»»
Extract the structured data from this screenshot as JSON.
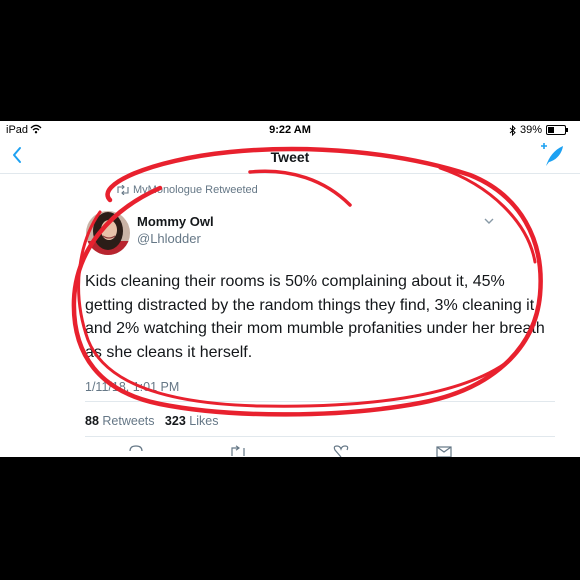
{
  "status_bar": {
    "carrier": "iPad",
    "time": "9:22 AM",
    "battery": "39%",
    "battery_level": 0.39
  },
  "nav": {
    "title": "Tweet"
  },
  "retweet_label": "MyMonologue Retweeted",
  "tweet": {
    "author_name": "Mommy Owl",
    "author_handle": "@Lhlodder",
    "text": "Kids cleaning their rooms is 50% complaining about it, 45% getting distracted by the random things they find, 3% cleaning it, and 2% watching their mom mumble profanities under her breath as she cleans it herself.",
    "date": "1/11/18, 1:01 PM",
    "retweets": {
      "count": "88",
      "label": "Retweets"
    },
    "likes": {
      "count": "323",
      "label": "Likes"
    }
  },
  "colors": {
    "link_blue": "#1da1f2",
    "annotation_red": "#e8212e"
  }
}
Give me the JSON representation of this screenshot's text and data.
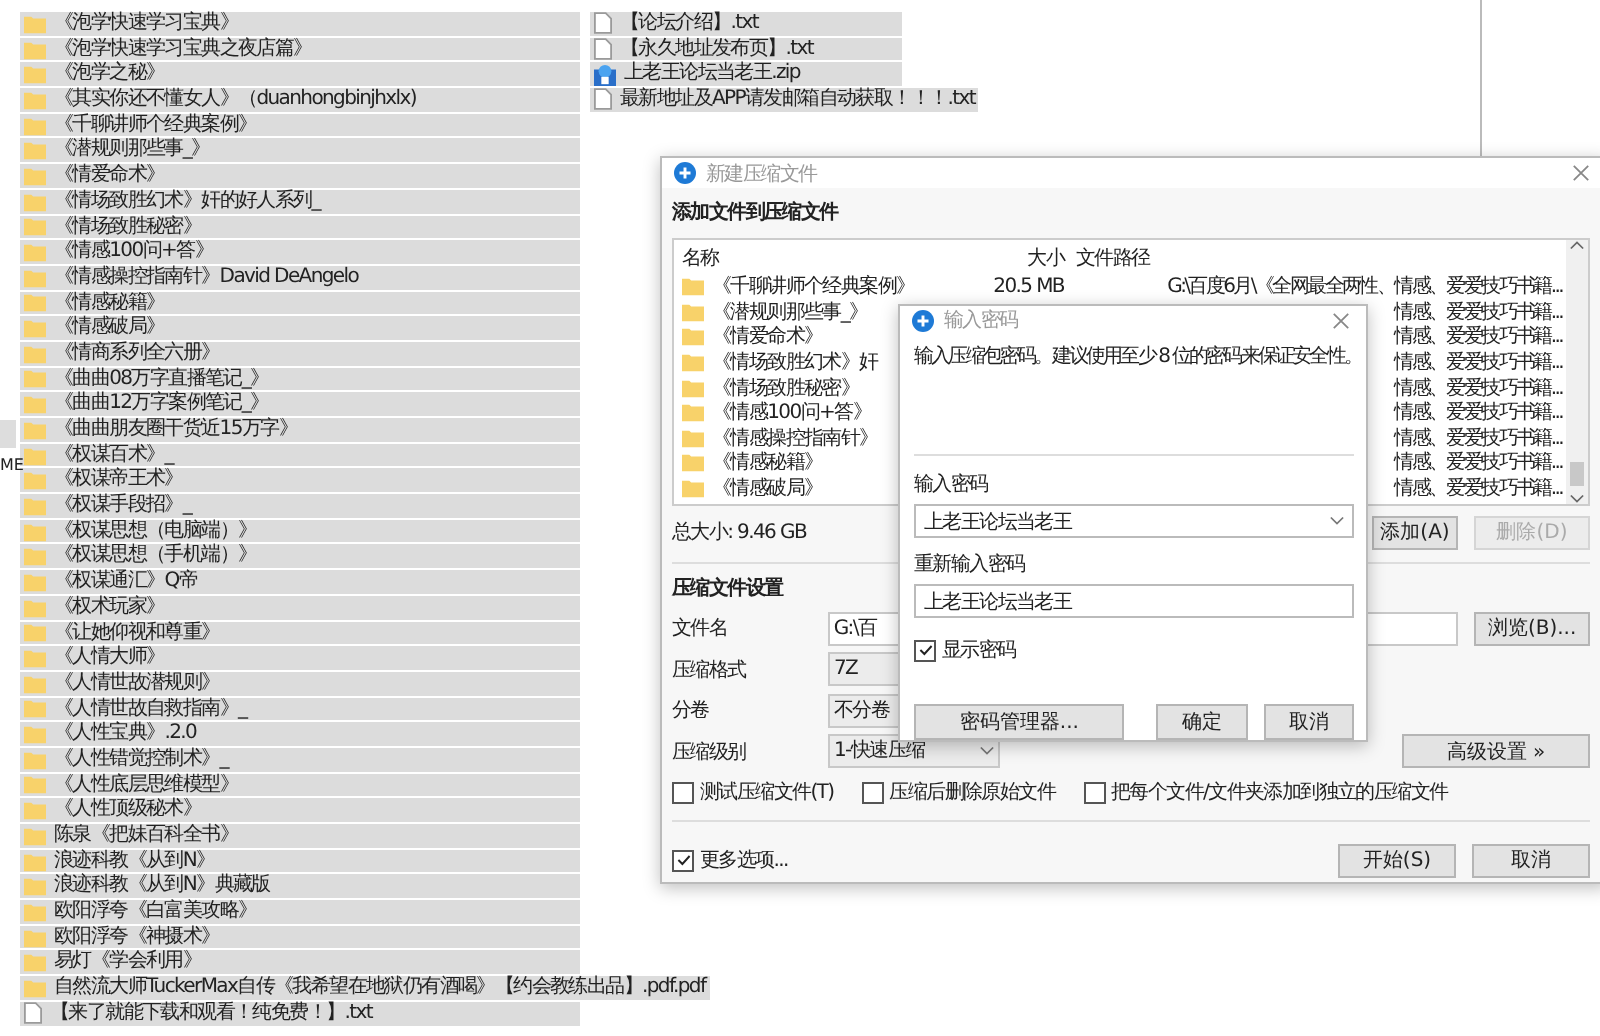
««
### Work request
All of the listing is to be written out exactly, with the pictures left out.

### Solved problem
Extract the structured data from this screenshot as JSON.
{
  "status_bar": {
    "carrier": "iPad",
    "time": "9:22 AM",
    "battery": "39%",
    "battery_level": 0.39
  },
  "nav": {
    "title": "Tweet"
  },
  "retweet_label": "MyMonologue Retweeted",
  "tweet": {
    "author_name": "Mommy Owl",
    "author_handle": "@Lhlodder",
    "text": "Kids cleaning their rooms is 50% complaining about it, 45% getting distracted by the random things they find, 3% cleaning it, and 2% watching their mom mumble profanities under her breath as she cleans it herself.",
    "date": "1/11/18, 1:01 PM",
    "retweets": {
      "count": "88",
      "label": "Retweets"
    },
    "likes": {
      "count": "323",
      "label": "Likes"
    }
  },
  "colors": {
    "link_blue": "#1da1f2",
    "annotation_red": "#e8212e"
  }
}
Give me the JSON representation of this screenshot's text and data.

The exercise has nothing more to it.